Kokomo Tribune; Kokomo, Indiana

December 5, 2013

House of Burgess: (Bloody) Black (and blue) Friday

Shopping bleeds into Thanksgiving, literally.

By Rob Burgess
Tribune columnist

— When I filed my Black Friday column Nov. 21, 2012, “Caveat emptor; seriously, be careful,” I outlined my previous affinity for the traditional beginning of the Christmas shopping season. I still enjoy Thanksgiving, but my fondness for Black Friday waned considerably after the Great Recession hit. After which, both consumers and retailers took the gloves off.

In 2008, a Walmart employee in New York was trampled to death. In 2010, a Wisconsin woman threatened to shoot anyone who questioned her cutting in line.
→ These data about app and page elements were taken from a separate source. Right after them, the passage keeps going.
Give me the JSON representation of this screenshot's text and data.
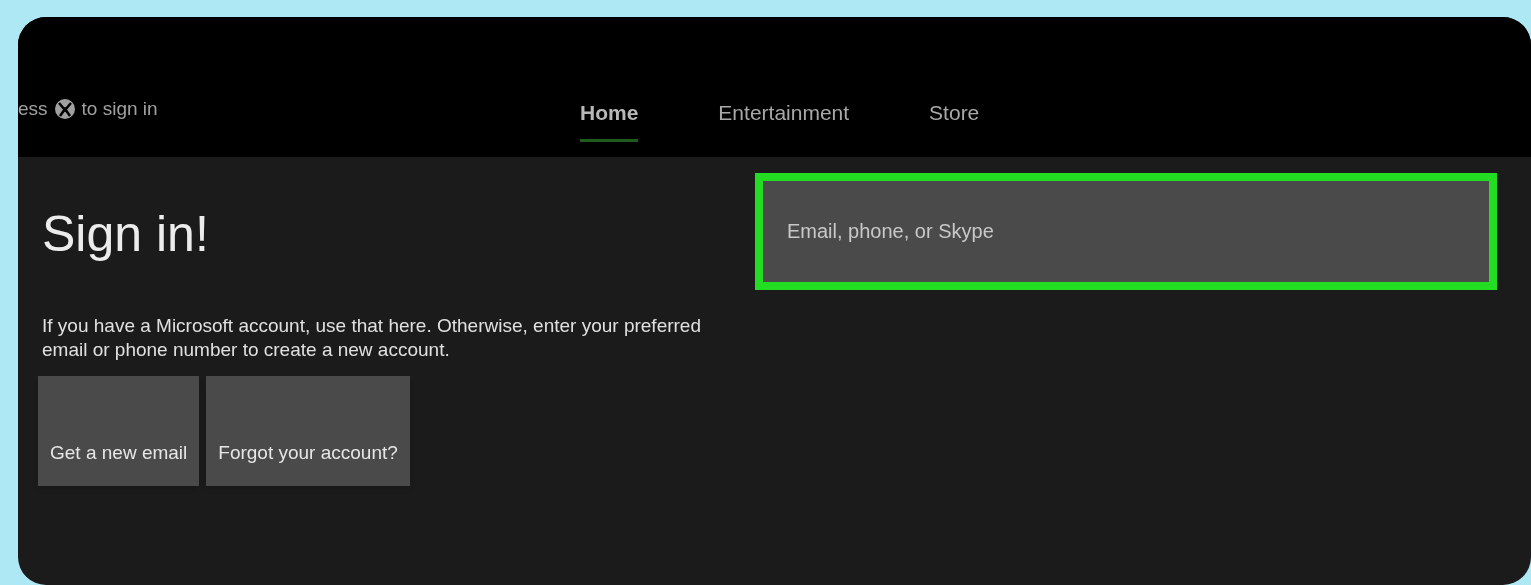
{
  "top_bar": {
    "prompt_before": "ess",
    "prompt_after": "to sign in"
  },
  "tabs": [
    {
      "label": "Home",
      "selected": true
    },
    {
      "label": "Entertainment",
      "selected": false
    },
    {
      "label": "Store",
      "selected": false
    }
  ],
  "heading": "Sign in!",
  "description": "If you have a Microsoft account, use that here. Otherwise, enter your preferred email or phone number to create a new account.",
  "buttons": [
    "Get a new email",
    "Forgot your account?"
  ],
  "email_field": {
    "placeholder": "Email, phone, or Skype",
    "focused": true
  }
}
In 2011, a Los Angeles woman doused a crowd assembled around a mound of discounted Xbox systems with pepper spray. All that was bad enough, but what I didn’t account for last year was the consequence of large retailers increasingly breaking with established protocol.

Since 2011, more and more have been opening Thanksgiving Day proper instead of waiting for some early-morning Friday hour. The net impact of this change immediately qualified every retail employee unlucky enough to have to work one of these sales for combat-style hazard pay, if you ask me.

“Authorities believe a disagreement over a parking space led to two people being shot and wounded outside a Walmart in Tallahassee, Fla.,” reported the Associated Press Nov. 23, 2012. One year, later, at another Walmart, a very similar scene played itself out in Claypool Hill, Va. “[Sheriff Brian Hieatt said] two men, Ronnie Sharp, 61, Russell County, and Christopher Jackson, 35, Jewell Ridge in Tazewell County, were arguing over a parking space,” reported WVVA’s Kristen Connor Nov. 28. “This escalated into a threat with a firearm, and then … Sharp used a knife to cut Jackson in the arm, slicing down to the bone.”

Due to the schedule adjustment, now not only were consumers cold and tired from huddling in line, they were also missing Thanksgiving dinner and most of the rest of the day, too. The stakes, already high, were ratcheted up considerably.

Not even armed public safety officials were exempt from injury anymore. “Police officers descended on Walmart in Rialto, Calif. after a brawl between two men injured a police officer who tried to break up the fight Thursday night,” reported Doug Saunders of the San Bernadino County Sun Nov. 28. “The injured officer was transported to St. Bernardine Medical Center in San Bernardino with a broken wrist.” Another cop in Romeoville, Ill., got it even worse the same night. “The commotion began about 10 p.m. [Nov. 28] when police were alerted to a theft in progress at [Kohl’s],” reported Adam Sege and Juan Perez, Jr. in the Chicago Tribune Friday. “The police officers waited outside the store and soon saw two men bringing a shopping cart out of the store toward [a black Pontiac Sunfire]. … An officer caught up with [them] but the suspect ‘closed the car door on the officer’s arm, not allowing the officer to disengage from the vehicle. ... The driver then drove away, dragging the officer with the vehicle.’”

Any further lingering doubts about whether the free market has a conscience should have been answered by the state of Black Friday in 2013. Gigantic companies have invented an increasingly punishing capitalistic gauntlet pitting family traditions against pure greed.

The Christmas shopping season feels more like the Hunger Games than ever before. (Make sure you wipe the blood from that off-brand tablet before you wrap it!)

And the saddest part? This cultural degradation hasn’t even produced fiscal results. “A record 141 million people are expected to shop in stores and online over the four-day Thanksgiving …up from last year’s 137 million, according to the results of a survey of nearly 4,500 shoppers conducted for The National Retail Federation,” reported the AP Sunday. “But total spending is expected to fall for the first time ever since the trade group began tracking it in 2006, according to the survey that was released Sunday. Over the four days, spending fell an estimated 2.9 percent to $57.4 billion.” If you’re going to sell what little soul you have, corporate America, the least you could do is get a decent price.

Rob Burgess, Tribune night editor, may be reached by calling 765-454-8577, via email at rob.burgess@kokomotribune.com or on Twitter at www.twitter.com/robaburg.